__INPUT DATA__
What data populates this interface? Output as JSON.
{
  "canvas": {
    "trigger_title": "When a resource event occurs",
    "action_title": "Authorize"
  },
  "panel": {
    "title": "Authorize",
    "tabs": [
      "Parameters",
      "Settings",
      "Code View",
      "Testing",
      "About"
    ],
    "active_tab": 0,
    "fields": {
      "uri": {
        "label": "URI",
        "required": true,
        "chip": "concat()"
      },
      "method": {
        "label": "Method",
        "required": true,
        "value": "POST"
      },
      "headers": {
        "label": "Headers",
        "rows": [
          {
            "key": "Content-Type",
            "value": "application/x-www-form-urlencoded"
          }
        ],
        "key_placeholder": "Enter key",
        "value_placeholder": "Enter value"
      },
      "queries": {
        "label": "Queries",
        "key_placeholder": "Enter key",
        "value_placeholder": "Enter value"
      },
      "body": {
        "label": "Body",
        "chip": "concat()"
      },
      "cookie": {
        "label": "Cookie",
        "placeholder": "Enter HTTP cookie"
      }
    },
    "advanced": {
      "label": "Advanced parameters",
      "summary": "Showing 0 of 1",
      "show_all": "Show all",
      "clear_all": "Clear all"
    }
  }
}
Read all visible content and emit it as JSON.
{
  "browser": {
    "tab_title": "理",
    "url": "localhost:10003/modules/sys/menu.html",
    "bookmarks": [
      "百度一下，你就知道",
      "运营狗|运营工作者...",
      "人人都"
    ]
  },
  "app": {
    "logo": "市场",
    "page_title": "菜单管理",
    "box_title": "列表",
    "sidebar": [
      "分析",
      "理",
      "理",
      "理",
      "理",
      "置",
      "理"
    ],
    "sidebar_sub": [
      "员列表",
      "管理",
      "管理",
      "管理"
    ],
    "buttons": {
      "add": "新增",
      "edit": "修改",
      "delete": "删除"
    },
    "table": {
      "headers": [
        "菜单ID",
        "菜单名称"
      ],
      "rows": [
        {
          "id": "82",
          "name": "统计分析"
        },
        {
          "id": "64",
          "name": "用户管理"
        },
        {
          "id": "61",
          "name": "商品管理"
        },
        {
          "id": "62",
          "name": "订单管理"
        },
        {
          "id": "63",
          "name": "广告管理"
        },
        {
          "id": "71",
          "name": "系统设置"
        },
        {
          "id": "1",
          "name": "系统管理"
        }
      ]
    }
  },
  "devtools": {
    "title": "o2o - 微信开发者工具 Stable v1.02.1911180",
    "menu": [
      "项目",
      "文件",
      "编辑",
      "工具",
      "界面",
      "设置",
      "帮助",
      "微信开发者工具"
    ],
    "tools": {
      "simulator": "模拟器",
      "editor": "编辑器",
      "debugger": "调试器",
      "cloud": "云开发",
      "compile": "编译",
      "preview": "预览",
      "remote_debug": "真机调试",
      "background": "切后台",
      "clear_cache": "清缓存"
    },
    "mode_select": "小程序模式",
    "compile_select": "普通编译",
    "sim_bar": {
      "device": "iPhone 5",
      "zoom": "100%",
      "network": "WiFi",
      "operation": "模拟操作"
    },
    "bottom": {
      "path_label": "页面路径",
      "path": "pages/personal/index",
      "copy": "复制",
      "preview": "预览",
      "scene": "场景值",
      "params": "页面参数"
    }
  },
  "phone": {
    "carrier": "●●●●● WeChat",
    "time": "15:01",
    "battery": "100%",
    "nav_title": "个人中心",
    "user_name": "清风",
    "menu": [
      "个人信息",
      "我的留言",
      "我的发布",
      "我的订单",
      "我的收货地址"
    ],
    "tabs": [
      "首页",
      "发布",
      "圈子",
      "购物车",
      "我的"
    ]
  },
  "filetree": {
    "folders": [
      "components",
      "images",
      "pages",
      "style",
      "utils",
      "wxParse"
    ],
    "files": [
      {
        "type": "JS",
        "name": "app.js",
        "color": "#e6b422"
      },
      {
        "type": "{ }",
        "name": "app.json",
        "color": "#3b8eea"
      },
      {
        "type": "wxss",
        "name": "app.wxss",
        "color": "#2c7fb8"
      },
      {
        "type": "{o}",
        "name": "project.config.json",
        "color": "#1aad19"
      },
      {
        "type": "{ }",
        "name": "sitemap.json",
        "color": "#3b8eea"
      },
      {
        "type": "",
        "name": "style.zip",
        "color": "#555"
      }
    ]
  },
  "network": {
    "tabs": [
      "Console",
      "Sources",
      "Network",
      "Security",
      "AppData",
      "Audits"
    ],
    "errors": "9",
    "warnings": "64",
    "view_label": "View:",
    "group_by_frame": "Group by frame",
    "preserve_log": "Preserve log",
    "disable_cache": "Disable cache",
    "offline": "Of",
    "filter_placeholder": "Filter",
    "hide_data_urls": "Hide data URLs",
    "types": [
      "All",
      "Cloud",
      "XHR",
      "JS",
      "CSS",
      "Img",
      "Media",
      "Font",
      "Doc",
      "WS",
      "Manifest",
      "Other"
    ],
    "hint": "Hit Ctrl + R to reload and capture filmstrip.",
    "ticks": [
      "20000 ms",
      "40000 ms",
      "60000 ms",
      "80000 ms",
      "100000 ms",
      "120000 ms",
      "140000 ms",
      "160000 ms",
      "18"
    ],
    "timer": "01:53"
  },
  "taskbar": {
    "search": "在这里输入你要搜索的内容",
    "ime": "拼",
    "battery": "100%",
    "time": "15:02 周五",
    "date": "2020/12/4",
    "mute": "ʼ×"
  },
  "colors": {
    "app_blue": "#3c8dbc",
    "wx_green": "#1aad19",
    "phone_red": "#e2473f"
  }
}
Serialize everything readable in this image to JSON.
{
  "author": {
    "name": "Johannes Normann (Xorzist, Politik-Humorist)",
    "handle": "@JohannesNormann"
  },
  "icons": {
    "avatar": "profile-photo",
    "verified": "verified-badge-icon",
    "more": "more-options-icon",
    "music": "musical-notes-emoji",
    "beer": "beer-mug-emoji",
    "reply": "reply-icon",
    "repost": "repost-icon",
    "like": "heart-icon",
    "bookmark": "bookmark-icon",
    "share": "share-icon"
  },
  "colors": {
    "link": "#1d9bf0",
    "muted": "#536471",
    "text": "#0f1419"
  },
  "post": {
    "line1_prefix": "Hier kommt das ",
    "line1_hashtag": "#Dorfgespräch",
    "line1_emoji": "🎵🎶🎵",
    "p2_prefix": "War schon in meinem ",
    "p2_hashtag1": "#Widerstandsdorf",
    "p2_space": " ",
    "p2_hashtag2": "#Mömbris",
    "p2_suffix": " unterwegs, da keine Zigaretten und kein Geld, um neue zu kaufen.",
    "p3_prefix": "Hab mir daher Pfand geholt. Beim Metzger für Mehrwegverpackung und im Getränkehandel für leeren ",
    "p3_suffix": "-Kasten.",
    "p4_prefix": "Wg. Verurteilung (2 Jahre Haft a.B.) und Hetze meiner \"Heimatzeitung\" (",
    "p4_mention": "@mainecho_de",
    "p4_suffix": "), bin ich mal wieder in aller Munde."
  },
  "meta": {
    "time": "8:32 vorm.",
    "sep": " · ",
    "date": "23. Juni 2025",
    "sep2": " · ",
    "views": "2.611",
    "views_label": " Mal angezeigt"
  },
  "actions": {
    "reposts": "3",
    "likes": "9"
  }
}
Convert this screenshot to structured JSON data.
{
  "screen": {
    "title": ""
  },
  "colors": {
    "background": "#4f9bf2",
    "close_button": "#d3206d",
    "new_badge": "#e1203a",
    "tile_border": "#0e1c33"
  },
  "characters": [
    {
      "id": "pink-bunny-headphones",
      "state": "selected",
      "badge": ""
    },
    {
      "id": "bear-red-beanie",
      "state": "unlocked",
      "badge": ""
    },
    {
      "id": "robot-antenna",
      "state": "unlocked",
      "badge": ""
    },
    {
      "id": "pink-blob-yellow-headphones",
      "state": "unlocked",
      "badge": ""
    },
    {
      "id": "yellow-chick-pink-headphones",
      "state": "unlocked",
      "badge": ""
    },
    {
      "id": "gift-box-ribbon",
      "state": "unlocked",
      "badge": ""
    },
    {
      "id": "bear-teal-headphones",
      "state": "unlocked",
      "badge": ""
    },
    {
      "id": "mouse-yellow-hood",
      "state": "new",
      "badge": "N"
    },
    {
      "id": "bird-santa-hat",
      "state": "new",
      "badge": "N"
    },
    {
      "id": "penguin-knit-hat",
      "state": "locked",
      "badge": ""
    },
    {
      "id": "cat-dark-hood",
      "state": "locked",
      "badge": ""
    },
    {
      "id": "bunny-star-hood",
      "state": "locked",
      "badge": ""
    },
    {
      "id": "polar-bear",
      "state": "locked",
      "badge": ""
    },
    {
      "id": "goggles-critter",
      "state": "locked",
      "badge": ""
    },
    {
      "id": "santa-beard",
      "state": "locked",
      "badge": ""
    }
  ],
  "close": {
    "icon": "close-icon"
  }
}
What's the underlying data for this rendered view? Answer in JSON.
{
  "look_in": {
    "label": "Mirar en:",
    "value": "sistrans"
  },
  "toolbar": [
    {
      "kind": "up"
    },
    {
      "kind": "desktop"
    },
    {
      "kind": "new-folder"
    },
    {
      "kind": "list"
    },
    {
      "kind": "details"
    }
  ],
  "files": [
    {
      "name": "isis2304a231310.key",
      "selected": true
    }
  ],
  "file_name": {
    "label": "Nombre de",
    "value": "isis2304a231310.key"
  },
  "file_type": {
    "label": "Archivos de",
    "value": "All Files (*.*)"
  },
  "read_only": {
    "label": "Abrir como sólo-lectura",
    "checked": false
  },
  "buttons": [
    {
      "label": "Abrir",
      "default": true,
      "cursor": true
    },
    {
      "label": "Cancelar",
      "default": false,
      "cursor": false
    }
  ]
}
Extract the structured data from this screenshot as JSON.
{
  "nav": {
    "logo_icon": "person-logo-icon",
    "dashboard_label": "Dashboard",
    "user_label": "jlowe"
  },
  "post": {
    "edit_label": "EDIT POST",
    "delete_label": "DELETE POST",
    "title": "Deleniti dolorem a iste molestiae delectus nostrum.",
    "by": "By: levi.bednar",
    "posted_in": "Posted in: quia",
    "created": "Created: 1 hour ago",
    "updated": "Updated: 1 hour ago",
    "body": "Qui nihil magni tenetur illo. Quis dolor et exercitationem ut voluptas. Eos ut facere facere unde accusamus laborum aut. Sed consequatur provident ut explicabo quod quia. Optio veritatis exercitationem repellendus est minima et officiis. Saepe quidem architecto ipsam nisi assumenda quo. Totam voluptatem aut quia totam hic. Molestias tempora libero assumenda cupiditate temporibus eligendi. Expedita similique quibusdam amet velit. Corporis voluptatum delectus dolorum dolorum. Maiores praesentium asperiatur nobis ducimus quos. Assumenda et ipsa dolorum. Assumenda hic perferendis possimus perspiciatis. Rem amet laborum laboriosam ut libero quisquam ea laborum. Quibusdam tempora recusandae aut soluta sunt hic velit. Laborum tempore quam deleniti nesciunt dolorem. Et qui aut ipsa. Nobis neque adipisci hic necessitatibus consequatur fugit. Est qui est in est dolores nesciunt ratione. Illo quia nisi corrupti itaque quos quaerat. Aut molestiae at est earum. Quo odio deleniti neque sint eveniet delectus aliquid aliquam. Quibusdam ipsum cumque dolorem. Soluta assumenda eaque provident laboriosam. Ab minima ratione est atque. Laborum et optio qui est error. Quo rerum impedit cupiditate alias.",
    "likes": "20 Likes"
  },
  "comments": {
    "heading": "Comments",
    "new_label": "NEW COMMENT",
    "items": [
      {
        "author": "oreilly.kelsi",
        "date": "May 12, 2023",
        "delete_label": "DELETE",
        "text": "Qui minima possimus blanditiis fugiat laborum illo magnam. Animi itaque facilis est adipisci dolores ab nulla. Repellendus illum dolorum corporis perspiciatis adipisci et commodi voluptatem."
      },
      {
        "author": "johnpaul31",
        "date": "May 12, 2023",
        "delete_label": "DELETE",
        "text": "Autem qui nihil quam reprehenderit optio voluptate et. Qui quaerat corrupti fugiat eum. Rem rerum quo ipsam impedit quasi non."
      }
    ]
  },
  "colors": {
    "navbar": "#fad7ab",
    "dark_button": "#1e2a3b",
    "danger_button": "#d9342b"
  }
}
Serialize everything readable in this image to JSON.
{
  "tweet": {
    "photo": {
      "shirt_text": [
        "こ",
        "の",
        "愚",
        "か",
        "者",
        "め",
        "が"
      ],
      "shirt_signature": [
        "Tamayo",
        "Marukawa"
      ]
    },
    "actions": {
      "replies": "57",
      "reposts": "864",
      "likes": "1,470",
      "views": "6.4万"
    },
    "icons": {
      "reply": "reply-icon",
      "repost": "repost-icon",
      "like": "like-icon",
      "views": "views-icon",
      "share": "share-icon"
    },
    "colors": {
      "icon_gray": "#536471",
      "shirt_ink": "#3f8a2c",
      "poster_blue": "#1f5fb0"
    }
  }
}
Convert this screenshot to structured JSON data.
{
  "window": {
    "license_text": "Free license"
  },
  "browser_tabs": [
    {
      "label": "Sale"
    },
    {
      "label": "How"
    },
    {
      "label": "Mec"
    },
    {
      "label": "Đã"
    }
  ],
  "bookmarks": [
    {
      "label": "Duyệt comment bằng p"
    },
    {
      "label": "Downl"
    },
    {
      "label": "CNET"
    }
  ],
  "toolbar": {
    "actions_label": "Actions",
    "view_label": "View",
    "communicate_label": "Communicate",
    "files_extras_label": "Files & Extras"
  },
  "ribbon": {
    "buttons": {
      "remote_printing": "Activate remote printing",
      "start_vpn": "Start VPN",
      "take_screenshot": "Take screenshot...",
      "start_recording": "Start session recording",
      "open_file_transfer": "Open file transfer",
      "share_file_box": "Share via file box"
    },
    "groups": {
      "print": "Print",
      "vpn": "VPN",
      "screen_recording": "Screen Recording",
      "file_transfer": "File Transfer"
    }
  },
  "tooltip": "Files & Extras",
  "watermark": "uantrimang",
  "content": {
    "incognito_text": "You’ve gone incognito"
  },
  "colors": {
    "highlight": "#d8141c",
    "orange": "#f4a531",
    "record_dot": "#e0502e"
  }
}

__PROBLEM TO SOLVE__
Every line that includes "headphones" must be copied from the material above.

__TASK ANSWER__
      "id": "pink-bunny-headphones",
      "id": "pink-blob-yellow-headphones",
      "id": "yellow-chick-pink-headphones",
      "id": "bear-teal-headphones",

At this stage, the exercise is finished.